First, the good stuff. We just got back yesterday from a week in Hunter, NY, visiting some of Neil's family. Ben was in peak form, showing off all of his vocal abilities for the very appreciative crowd.
When we were in Wisconsin, my mother gave him a huge pile of books left over from her teaching days (including the fantastic "If You Give a X a Y" series, e.g. "If You Give a Mouse a Cookie" -- Ben loves those). One of his favorites is a big book of Mother Goose nursery rhymes. He now has a bunch of them memorized. The one that gets the most air time runs as follows:
Father and Mother and Uncle John
Went to market one by one.
Father fell off, and Mother fell off,
But Uncle John went on and on.
Seriously, he won't stop saying this one. Impressive, adorable, and hilarious the first 2500 times, but I confess that it's finally losing its novelty. At some point one of his adoring fans changed it up a little, something like "Grandma and Grandpa and Uncle Stan went to market etc." Ben immediately took up that challenge, and has since composed many variations on the theme. Another favorite is this one:
Bat, bat, come under my hat,
I'll feed you a slice of bacon.
And if I bake I'll give you some cake
If I'm not mistaken.
He also offers up snatches of others when his mind is wandering. I was getting him out of the carseat at the grocery store today when he announced, "What a good boy am I!"
Now, the not so good. We went to a joint birthday party for two of Ben's friends today. The kiddy pool was filled, the sprinkler was going, it was toddler heaven. Ben has been swimming a few times already, and loves it. Of course, all the hearing equipment has to come off, and it never goes anywhere near the water. When it's just us and him, no problem -- we explain everything in advance, and we communicate pretty well even with the equipment off. But it was a little trickier today. The other kids could do some sprinkler time, then run off for food, play with toys, and come back to the sprinkler, with no transition. But you can't just slap thousands of dollars worth of hearing equipment on a dripping wet kid. You have to dry him off completely, change out of the wet swimsuit and swim diaper, put on regular clothes, put on the harness, insert the hearing aid, and power everything up. Which means you kind've commit to no more swimming for that day. Never mind the fact that this takes a good ten minutes indoors while the other kids are out frolicking in the yard, impatiently waiting on Ben before they can sing Happy Birthday and have cake.
And I have to admit that I felt a little bad about this. A little jealous, maybe. I was also concerned about the future. Ben seemed to have a pretty good time at the party, but he was very withdrawn and spent the entire time by himself or with us. Part of that may be his personality. But even the most gregarious toddler would have a hard time interacting with peers while he can't hear. Because of the circumstances, he was more clearly marked as Different. These are kids he sees at least once a week at playgroup, and they are used to him with his equipment -- they don't pay any attention to it. But today, he couldn't hear them, and this was suddenly confusing and disturbing; there were a few concerned looks and whispers. Is this how it's going to go? Will he learn to interact more as he gets older, or will he continue to withdraw into himself when the going gets rough?
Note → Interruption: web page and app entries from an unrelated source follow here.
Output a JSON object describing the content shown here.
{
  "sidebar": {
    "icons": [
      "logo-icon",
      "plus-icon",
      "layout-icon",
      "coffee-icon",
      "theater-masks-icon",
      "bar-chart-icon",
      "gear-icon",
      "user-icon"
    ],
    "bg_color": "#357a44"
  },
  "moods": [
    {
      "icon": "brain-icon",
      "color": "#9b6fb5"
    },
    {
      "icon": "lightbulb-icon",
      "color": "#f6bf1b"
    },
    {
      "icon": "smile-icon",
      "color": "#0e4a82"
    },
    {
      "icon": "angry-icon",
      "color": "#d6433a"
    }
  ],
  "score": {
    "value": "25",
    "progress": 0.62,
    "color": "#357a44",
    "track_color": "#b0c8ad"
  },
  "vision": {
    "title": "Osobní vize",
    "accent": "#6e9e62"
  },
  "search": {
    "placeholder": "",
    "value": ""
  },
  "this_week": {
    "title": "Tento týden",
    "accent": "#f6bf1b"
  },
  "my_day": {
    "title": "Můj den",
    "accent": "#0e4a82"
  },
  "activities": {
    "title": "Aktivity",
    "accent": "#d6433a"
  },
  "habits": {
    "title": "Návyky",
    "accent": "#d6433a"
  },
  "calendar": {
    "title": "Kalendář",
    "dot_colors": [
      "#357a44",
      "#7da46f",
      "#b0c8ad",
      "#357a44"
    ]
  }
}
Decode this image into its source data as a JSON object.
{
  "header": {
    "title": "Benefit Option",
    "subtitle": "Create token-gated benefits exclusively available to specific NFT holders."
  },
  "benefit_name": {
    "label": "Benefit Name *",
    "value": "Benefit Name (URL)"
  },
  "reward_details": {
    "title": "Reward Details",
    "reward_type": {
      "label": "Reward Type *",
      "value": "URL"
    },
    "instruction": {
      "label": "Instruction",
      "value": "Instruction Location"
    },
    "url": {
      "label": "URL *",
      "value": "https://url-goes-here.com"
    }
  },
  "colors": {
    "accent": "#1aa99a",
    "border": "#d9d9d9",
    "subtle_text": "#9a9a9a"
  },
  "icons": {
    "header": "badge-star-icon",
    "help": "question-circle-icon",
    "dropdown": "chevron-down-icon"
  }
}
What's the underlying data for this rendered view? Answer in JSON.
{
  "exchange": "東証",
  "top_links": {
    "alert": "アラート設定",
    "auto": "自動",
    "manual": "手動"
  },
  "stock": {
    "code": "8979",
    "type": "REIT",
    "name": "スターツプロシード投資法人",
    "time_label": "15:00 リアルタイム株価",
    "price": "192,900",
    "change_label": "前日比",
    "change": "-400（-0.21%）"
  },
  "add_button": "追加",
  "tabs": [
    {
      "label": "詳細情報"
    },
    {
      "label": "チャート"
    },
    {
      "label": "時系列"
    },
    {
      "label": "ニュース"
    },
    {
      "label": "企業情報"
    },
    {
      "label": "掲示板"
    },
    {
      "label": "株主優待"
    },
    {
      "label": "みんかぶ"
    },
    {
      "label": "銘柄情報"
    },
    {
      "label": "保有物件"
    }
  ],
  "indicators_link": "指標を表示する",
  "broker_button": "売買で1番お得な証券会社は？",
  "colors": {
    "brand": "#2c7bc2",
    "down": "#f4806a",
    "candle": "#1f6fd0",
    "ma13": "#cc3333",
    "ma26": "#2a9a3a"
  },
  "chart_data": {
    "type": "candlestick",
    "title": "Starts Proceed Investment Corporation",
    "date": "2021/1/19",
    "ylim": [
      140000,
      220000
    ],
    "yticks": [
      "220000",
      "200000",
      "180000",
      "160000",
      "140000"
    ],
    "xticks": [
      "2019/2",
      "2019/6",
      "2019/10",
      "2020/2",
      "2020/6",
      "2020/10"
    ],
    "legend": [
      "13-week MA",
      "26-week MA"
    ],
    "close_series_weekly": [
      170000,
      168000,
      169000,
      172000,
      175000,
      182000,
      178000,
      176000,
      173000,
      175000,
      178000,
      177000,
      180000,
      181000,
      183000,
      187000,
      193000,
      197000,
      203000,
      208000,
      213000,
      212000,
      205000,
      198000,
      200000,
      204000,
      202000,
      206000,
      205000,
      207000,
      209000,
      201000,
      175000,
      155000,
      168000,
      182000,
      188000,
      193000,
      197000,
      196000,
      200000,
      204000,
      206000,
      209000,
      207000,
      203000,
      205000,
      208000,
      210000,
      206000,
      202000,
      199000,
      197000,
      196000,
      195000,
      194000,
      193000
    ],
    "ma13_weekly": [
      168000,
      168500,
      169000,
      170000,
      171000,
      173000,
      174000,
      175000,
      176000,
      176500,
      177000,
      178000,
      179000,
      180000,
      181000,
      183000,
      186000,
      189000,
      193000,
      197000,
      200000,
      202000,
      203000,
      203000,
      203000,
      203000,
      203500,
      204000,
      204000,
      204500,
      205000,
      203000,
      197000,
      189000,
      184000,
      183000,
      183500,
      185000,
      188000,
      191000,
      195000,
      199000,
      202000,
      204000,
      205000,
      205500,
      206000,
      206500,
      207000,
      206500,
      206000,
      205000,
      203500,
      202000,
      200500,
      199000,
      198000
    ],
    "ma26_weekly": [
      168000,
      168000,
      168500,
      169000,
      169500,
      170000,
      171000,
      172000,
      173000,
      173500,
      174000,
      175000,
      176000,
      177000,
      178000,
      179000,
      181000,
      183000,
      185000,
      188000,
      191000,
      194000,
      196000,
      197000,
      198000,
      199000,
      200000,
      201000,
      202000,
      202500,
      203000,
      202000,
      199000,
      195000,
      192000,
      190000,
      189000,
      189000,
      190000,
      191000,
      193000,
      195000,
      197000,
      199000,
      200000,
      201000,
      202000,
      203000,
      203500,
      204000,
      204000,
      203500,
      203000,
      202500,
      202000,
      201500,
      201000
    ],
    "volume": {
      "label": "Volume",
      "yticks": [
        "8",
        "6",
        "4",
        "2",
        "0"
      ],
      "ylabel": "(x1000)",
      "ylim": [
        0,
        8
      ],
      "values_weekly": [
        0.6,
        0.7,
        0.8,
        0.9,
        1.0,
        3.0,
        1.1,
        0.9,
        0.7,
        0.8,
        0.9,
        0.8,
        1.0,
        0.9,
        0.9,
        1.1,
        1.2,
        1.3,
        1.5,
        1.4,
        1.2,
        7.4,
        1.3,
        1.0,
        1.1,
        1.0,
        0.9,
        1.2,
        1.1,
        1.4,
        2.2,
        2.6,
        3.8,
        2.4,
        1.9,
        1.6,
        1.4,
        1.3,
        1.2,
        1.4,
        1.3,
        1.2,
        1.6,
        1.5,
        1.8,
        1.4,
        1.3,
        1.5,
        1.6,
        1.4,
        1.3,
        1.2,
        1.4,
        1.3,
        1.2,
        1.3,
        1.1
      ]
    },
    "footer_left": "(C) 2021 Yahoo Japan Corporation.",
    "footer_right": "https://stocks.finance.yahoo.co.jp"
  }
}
I realize that part of why something like this hits me this way is that, frankly, we're spoiled. We've been very fortunate. He does so well with the CI that under almost all circumstances, he looks, acts, and talks just like a hearing kid (albeit with some strange objects clinging to his head). It's pretty rare that we really feel the weight of his deafness.
The first Parent teacher conference
1 month ago